by Christine Sine.
As many of you know I am working on a new book on creative spirituality. I have recruited a group of friends to walk with me through this process and add their own creative energy to the project. Last week I sent some beginning ideas to these friends and received this wonderful response from Kim Balke who is an expressive arts therapist in Canada.
From my point of view as one who works with children most of the time, I wanted to add a suggested exercise to help free your soul based on Jesus’ words, “Unless we become as children we cannot enter the kingdom of God “(the most creative dimension I know of!).
Here it is: take some time to enjoy a few picture books for children, some from your earliest childhood memories, some contemporary. They may help foster a heart posture of openness, curiosity and wonder. Here are a few I recommend and that I have in my tool box with children (and really enjoy myself), and I have these so I can lend them to you when you come up this way, too. You could probably get most of them in the public library, I think:

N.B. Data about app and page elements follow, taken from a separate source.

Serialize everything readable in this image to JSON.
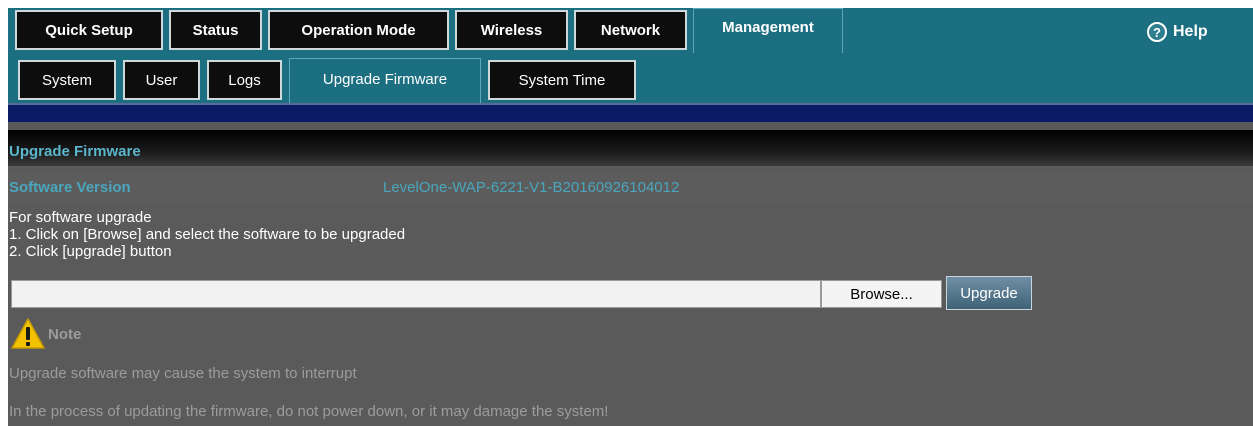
{
  "nav": {
    "tabs": [
      {
        "label": "Quick Setup"
      },
      {
        "label": "Status"
      },
      {
        "label": "Operation Mode"
      },
      {
        "label": "Wireless"
      },
      {
        "label": "Network"
      },
      {
        "label": "Management",
        "active": true
      }
    ],
    "help": {
      "icon": "help-icon",
      "label": "Help"
    }
  },
  "subnav": {
    "tabs": [
      {
        "label": "System"
      },
      {
        "label": "User"
      },
      {
        "label": "Logs"
      },
      {
        "label": "Upgrade Firmware",
        "active": true
      },
      {
        "label": "System Time"
      }
    ]
  },
  "page": {
    "title": "Upgrade Firmware",
    "software_version_label": "Software Version",
    "software_version_value": "LevelOne-WAP-6221-V1-B20160926104012",
    "instructions": [
      "For software upgrade",
      "1. Click on [Browse] and select the software to be upgraded",
      "2. Click [upgrade] button"
    ],
    "file_input_value": "",
    "browse_label": "Browse...",
    "upgrade_label": "Upgrade",
    "note_label": "Note",
    "warnings": [
      "Upgrade software may cause the system to interrupt",
      "In the process of updating the firmware, do not power down, or it may damage the system!"
    ]
  },
  "colors": {
    "nav_band": "#1b6f80",
    "tab_bg": "#0d0d0d",
    "accent_text": "#4aa6bd",
    "content_bg": "#5a5a5a",
    "warning_icon": "#f2c200"
  }
}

I Dreamt, A book about Hope, by Gabriela Olmos
Always Remember, by Cece Meng (about grief,loss)
After reading a story, respond with a doodle, drawing, poem or even keep a few rhythm instruments handy and discover the sounds that hold something that stood out for you in the story…a page of illustration you are drawn to, perhaps.
Her idea really resonated with me as I prepare for Lent. While we were in Australia I purchased a very special book from my childhood called The Magic Pudding. It was created almost 100 years ago by Norman Lindsay an amazingly creative artist, sculptor and writer. It has wonderful illustrations in it, but to be honest I hardly looked at them. After all I am no longer a child. My adult self valued the book rather than the story.
Kim’s suggestion gave me permission to unleash my inner child, take out the book and enjoy the innovative depiction of Australian animals. Their creation stirred the imaginations of many Australian kids and certainly stirred mine again as I reflected on them.
A couple of days ago I was given another wonderfully enriching children’s book The Harmony Tree by Randy Woodley. This time I needed no prompting to explore and reflect on the beautiful illustrations and story. My inner child responded immediately stirring new places of creativity and imagination within my soul.
Imagination and creativity is at the heart of who God is and who God has created us to be. Returning to that imaginative framework of childhood is one important way to tap into it. So maybe this Lent what we need to let go of is the constrictive and unimaginative views of adulthood and return to the creativity of childhood.
A couple of years ago I wrote several posts about needing to rediscover the creativity of childhood that I thought you might want to revisit as you think about this: Get Creative and Play Games for Lent and 5 Ways to Foster Creativity in Kids During Lent.
What is Your Response?
When was the last time you looked through a children’s book, not to read it to a child but for your own enjoyment? When was the last time you allowed your inner child to emerge?
Grab a children’s book – your child’s, your grandchild’s or one you still have that you treasure from your own childhood. Look at the illustrations. What thoughts are stirred? What images come to mind? What creativity does it ignite within you? Go through the exercise Kim suggests and respond with a doodle, drawing, poem or even keep a few rhythm instruments handy and discover the sounds that hold something that stood out for you in the story.